and gain easy access to your garage.
Rolling Codes. Some thieves are able to "record" your transmitter’s signal. Later, after you’re gone, they
replay that signal and open your door. However, if your transmitter (the remote control) has rolling code
technology, the code changes after every use. This renders the thieves' controls useless. Contact your
garage door opener manufacturer or your local garage door dealer for more information.
TESTING AND MAINTAINING THE GARAGE DOOR OPENER
Consult the owner’s manual for additional recommended maintenance for your model of door opener. If you don’t
have the owner's manual, look for the opener model number on the back of the power unit and request a manual
from the manufacturer.
Make sure your opener has a reversing feature. If a reversing feature is not present, the opener should be replaced.
Garage door openers manufactured after January 1, 1993, are required by federal law to have advanced safety
features that comply with the latest UL (Underwriters Laboratories) 325 standards. Contact your manufacturer or
installer for additional information.
1. Test the reversing feature every month. First, test the balance of the door. If the door is properly balanced, then
2. With the door fully open, place a 1-1/2" thick piece of wood (a 2" X 4" laid flat) on the floor in the center of the
3. Push the transmitter or wall button to close the door. The door must reverse when it strikes the obstruction.
(Note that the bottom part of "one-piece doors" must be rigid so that the door will not close, but will reverse when it
contacts the obstruction.)
4. If the door does not reverse, have it repaired or replaced. Have a qualified technician adjust, repair, or replace
the opener or door.
Force Setting Test
Test the force setting of your garage door opener by holding the bottom of the door as it closes. If the door does
not reverse readily, the force setting may be excessive and need adjusting. See your owner’s manual for details on
how to make the adjustment.
Additional Safety Devices
Many garage door openers can be equipped with additional safety devices, such as photo eyes or edge sensors,
to protect against entrapment. Keep in mind that adding more safety devices will not make an old opener meet the
current UL standards. Make sure the additional safety devices are properly installed and adjusted (see owner's
TESTING AND MAINTAINING THE GARAGE DOOR
Perform routine maintenance steps once a month. Review your owner’s manual for the garage door. If you
don’t have a manual, look for the model number on the back of the door, or check the lock handle, hinges,
or other hardware for the manufacturer's name and request a manual from the manufacturer.
Look at the garage door springs, cables, rollers, pulleys, and other door hardware for signs of wear. If you
suspect problems, have a qualified person make repairs.
Garage door springs, cables, brackets, and other hardware attached to the springs are under very high
tension and, if handled improperly, can cause serious injury. Only a qualified professional or a mechanically
experienced person should adjust them, but only by carefully following the manufacturer's instructions. The
torsion springs (the springs above the door) should only be adjusted by a professional. Do not attempt to

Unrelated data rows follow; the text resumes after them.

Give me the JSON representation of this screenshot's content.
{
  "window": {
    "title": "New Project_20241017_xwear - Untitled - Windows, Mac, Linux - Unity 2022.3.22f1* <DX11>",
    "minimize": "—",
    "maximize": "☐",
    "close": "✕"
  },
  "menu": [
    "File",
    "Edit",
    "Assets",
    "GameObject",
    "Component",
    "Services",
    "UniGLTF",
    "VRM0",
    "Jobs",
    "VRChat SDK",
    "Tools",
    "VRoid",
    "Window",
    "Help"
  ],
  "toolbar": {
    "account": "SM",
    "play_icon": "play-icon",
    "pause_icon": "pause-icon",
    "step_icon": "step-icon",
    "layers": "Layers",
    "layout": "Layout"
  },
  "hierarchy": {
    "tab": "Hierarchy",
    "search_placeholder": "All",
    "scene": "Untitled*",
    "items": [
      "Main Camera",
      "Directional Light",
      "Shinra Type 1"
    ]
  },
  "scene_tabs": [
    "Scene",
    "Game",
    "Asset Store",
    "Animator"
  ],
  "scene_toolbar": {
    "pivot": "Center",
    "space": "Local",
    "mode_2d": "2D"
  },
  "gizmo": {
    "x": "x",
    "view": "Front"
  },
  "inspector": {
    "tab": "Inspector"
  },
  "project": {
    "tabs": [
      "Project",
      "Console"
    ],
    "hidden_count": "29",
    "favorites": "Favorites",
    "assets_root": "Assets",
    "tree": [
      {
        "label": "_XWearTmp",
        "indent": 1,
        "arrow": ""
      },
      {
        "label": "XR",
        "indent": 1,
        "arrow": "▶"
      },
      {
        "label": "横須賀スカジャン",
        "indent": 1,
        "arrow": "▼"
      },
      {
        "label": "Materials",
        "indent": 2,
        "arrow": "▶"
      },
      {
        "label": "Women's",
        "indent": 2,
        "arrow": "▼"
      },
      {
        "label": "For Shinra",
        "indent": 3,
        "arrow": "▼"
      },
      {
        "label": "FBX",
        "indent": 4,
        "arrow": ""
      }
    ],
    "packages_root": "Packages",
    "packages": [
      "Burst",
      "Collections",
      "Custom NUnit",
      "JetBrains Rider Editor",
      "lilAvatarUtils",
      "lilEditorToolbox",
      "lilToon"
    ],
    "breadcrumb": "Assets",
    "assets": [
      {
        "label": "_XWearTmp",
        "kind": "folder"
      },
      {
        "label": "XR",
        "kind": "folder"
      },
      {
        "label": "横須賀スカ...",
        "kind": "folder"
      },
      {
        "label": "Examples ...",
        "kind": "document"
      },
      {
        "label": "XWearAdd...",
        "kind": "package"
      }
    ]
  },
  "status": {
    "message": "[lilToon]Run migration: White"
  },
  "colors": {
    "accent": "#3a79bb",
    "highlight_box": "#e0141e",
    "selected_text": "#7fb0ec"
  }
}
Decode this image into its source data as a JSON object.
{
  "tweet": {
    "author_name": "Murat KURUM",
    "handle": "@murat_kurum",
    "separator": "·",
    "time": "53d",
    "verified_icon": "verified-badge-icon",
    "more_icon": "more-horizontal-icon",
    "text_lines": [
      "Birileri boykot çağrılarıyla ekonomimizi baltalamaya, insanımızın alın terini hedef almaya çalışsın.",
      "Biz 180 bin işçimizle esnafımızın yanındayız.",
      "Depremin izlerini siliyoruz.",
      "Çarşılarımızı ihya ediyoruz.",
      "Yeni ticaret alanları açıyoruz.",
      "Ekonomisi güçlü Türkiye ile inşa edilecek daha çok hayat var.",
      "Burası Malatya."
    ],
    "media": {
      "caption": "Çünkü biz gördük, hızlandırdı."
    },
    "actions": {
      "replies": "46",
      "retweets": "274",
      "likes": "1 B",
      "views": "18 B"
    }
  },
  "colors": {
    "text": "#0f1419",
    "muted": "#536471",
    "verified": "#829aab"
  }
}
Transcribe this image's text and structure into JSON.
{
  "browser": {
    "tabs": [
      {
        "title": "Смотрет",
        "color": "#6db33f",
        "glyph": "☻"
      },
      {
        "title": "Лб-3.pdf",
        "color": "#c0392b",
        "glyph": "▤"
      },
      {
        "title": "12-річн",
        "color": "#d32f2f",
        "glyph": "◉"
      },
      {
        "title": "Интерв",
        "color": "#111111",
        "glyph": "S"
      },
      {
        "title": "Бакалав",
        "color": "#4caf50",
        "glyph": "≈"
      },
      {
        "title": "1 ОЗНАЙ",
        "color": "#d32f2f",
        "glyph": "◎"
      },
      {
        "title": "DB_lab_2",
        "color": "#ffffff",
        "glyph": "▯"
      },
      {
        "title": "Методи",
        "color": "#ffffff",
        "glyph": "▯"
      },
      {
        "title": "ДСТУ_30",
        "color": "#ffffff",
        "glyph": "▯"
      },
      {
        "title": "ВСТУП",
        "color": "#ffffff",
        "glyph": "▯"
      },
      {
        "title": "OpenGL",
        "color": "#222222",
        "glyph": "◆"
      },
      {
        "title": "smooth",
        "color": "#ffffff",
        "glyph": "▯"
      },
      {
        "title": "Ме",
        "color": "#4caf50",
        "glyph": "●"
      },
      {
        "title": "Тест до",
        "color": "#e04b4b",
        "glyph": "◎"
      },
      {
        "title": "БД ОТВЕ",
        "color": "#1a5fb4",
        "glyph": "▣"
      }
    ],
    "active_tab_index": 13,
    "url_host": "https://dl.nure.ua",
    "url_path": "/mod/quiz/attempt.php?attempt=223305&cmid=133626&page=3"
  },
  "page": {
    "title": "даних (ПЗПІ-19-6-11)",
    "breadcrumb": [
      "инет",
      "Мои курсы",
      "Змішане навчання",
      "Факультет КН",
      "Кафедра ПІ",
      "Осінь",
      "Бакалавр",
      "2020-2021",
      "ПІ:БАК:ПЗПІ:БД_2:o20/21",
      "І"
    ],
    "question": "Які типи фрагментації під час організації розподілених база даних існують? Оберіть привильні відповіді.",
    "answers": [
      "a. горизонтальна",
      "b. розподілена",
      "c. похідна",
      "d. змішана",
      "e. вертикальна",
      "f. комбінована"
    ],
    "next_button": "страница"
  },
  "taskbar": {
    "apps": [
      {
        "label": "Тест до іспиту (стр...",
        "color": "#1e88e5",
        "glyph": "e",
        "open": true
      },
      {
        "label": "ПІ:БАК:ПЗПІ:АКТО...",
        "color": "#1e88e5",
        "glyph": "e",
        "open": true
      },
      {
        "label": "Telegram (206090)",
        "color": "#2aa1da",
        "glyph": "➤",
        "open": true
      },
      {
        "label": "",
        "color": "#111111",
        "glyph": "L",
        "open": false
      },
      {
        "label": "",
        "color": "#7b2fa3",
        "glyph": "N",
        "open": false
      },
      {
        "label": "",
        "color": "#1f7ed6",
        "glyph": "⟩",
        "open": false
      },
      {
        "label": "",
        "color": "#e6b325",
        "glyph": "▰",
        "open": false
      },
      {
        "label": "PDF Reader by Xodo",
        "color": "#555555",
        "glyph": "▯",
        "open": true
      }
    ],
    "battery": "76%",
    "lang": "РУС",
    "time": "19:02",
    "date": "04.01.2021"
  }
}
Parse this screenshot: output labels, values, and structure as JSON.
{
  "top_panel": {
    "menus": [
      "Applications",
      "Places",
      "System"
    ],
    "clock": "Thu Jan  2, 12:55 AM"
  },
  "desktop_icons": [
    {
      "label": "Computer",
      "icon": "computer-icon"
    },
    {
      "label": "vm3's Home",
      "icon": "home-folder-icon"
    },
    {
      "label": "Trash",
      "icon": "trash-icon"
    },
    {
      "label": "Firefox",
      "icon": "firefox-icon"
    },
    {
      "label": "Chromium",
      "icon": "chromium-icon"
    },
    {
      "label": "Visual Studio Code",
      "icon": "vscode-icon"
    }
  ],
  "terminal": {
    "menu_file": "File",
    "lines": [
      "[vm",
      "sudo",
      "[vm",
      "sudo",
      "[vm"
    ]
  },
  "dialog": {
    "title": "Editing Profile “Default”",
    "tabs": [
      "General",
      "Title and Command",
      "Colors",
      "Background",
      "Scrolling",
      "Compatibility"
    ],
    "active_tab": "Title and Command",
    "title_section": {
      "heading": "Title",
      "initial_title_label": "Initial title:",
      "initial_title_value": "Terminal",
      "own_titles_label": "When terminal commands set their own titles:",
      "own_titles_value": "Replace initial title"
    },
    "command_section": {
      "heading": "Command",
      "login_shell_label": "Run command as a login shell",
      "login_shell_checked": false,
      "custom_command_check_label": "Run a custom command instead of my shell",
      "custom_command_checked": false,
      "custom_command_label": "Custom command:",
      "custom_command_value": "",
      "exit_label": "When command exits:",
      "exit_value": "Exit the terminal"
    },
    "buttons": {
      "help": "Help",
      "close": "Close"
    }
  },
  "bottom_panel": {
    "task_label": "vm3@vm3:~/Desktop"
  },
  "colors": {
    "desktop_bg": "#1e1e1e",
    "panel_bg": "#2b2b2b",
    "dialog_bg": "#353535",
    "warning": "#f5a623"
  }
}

repair or adjust torsion springs yourself.
A restraining cable or other device should be installed on the extension spring (the spring along the side of
the door) to help contain the spring if it breaks.
Never remove, adjust, or loosen the screws on the bottom brackets of the door. These brackets are
connected to the spring by the lift cable and are under extreme tension.
Regularly lubricate the moving parts of the door. However, do not lubricate plastic idler bearings. Consult the
door owner's manual for the manufacturer's recommendation.
Periodically test the balance of your door. Start with the door closed. If you have a garage door opener, use
the release mechanism so you can operate the door by hand when doing this test.
You should be able to lift the door smoothly and with little resistance. It should stay open around three or
four feet above the floor. If it does not, it is out of adjustment. Have it adjusted by a qualified service person.
Serving Menifee, Murrieta, Temecula and Riverside County
DC Garage Doors